“One way of knowing your environment is understanding the history.”
Purvis Young was a self-taught expressionist painter from the Overtown section of Miami. In the late 1960s, Interstate 95 was built over and through the neighborhood of his birth, an historically black Caribbean neighborhood ironically called Overtown. A private and contemplative person, Young was drawn to a particularly isolated section of Overtown , an abandoned street called Good Bread Alley. It was here that, over the next three decades, Purvis Young would make his mark on the aesthetic and cultural history of the South.
Bearing the Funeral, 1990s
Ogden Museum of Southern Art
As a child, Young was introduced to drawing by an uncle, but the pursuit was quickly abandoned. In the early 1960s, while serving time for breaking and entering, his interest in art was reignited. Young was encouraged to develop his talent for drawing while incarcerated, and it was here that themes started to develop in his imagery: angels, buildings, funerals, horses, boats, locks and street life. These basic themes were repeated and expanded over the course of his career, creating a cohesive narrative.

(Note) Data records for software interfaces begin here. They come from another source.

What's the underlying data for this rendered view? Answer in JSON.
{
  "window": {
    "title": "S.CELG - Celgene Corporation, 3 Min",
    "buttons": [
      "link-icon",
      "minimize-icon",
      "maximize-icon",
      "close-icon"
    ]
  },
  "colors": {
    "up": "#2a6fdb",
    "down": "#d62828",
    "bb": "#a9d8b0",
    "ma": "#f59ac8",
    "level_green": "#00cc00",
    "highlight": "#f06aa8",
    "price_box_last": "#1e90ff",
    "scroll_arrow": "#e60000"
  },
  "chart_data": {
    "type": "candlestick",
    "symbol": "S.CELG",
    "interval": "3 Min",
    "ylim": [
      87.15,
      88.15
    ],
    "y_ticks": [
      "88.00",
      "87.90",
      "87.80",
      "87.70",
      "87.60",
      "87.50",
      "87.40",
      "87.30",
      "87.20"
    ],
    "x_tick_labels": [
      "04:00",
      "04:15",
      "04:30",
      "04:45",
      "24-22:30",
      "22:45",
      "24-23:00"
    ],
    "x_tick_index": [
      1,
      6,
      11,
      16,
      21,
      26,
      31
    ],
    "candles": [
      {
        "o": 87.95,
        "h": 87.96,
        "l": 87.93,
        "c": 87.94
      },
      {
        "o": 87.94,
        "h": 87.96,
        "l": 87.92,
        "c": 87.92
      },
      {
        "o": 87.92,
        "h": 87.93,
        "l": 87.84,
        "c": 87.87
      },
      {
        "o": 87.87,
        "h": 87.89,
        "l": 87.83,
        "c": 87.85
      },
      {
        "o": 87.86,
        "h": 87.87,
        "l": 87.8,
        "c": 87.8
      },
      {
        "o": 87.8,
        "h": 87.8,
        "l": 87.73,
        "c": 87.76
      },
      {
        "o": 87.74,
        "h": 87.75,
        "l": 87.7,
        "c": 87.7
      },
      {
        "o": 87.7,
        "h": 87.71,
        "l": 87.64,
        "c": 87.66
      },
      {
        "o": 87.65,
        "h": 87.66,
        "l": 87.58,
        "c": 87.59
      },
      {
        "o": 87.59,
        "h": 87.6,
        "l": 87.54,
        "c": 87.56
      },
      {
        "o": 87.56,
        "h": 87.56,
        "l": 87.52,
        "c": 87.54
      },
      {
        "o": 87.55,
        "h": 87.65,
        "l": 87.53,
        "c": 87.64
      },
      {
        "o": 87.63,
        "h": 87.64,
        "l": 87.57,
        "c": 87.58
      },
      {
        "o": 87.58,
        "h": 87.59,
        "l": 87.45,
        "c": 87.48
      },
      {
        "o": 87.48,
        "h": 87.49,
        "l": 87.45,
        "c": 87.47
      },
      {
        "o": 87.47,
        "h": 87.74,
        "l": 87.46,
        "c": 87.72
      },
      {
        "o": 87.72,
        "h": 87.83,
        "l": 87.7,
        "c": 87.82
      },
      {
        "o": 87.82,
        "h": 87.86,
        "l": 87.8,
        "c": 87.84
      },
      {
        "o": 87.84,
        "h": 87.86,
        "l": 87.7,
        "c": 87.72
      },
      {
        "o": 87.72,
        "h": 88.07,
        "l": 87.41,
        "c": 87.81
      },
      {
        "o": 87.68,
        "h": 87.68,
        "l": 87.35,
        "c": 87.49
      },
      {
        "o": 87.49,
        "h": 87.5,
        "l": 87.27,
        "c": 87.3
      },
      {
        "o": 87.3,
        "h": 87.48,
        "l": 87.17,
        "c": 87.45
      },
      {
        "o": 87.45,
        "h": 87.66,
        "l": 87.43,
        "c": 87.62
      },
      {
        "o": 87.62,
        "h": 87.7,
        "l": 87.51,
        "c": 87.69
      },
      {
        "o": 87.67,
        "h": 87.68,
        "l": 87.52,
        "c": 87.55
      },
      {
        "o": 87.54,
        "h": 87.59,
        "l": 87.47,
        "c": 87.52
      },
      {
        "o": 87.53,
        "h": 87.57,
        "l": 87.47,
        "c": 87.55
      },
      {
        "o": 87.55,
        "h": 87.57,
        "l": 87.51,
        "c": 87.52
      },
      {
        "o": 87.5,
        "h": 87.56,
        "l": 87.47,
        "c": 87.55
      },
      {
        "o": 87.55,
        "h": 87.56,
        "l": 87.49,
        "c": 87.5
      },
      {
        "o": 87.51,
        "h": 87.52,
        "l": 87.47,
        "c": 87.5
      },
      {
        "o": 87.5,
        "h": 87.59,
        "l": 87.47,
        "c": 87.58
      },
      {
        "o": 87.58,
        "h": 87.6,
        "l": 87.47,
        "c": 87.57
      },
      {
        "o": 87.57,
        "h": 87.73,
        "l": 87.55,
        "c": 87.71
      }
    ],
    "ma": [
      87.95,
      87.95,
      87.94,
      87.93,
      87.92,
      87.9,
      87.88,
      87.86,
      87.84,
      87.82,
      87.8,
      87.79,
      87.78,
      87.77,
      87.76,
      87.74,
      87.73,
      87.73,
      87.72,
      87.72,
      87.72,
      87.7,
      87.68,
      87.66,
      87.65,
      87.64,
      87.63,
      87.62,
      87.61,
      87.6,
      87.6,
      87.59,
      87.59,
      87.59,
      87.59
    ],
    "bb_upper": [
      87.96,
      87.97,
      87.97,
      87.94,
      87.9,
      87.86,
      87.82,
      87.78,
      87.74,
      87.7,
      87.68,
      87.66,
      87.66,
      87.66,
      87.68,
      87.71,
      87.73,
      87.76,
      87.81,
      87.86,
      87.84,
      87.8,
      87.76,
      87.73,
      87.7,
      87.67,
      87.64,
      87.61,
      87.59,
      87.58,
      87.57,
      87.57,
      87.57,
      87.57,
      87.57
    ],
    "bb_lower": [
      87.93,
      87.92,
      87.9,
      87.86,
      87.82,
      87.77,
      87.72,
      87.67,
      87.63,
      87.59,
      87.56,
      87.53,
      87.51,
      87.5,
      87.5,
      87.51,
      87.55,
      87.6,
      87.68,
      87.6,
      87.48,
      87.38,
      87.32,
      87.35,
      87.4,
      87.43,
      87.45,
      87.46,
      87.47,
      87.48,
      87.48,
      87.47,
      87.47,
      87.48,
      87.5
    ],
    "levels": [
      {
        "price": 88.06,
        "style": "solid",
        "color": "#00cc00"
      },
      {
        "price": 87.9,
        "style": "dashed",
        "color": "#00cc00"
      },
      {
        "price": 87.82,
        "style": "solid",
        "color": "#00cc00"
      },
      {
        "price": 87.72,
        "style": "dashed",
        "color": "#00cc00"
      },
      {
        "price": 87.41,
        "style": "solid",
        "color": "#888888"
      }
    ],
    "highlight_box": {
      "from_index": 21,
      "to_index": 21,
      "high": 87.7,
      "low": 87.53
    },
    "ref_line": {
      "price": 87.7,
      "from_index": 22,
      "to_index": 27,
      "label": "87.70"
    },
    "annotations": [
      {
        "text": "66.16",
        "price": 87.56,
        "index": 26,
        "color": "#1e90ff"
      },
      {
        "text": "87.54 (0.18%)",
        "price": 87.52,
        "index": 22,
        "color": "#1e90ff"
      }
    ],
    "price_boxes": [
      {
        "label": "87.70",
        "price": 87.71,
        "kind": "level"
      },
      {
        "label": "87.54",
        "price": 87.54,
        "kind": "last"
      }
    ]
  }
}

In the early 1970s, inspired by the community murals appearing in New York and Detroit as a result of the Black Arts Movement, Young chose a role for himself in Overtown. Moving away from drawing, Purvis taught himself to paint, and began to cover the walls of Good Bread Alley with painting after painting of his Visionary images of Overtown, creating his own community mural. The art world began to pay attention. An eccentric millionaire who owned the Miami Museum of Modern Art, Bernard Davis, took notice of Young’s work. Until his death in 1973, Mr. Davis was Young’s patron. In 1999, the Rubell Family Collection in Miami purchased the entire contents of his studio, over three thousand works. The Overtown Mural could be seen from the newly built I-95, and tourist began to visit. Paintings were literally ripped from the walls, only to be quickly replaced by Young. Eventually, Good Bread Alley became a required stop for collectors on their way to Art Basel.
The narrative of Purvis Young’s work follows not only a community history, but his own self-taught and sophisticated version of world history and the history of Western Art. Beginning with the prison library and moving into the public library and public television, Young educated himself by devouring every art book and documentary he could access. He readily acknowledged being influenced by Rembrandt, Gauguin, and Remington. In Souls Grown Deep, Will Arnett says: “The Art of Purvis Young is equal parts calligraphy, music and graffiti. Its basic themes bump, collide, and eventually unite to reveal the chaotic and cacophonous dance of birth, death, and all that transpires in between in the artist’s world.”
On April 20, 2010, after a long and debilitating fight with diabetes, Purvis Young died in Miami. His works are in major collections throughout the world, including: the Ogden Museum of Southern Art, New Orleans; American Folk Art Museum, New York; High Museum, Atlanta; Smithsonian American Art Museum, Washington DC; Morris Museum of Art, Augusta, GA, and many more. In 2006 Young was the subject of Purvis of Overtown, a feature-length documentary film by David Raccuglia and Shaun Conrad.
Currently, the Ogden Museum has three works by Purvis Young from the permanent collection on view on the fourth floor of Goldring Hall. The works were donated by the Roger Houston Ogden Collection.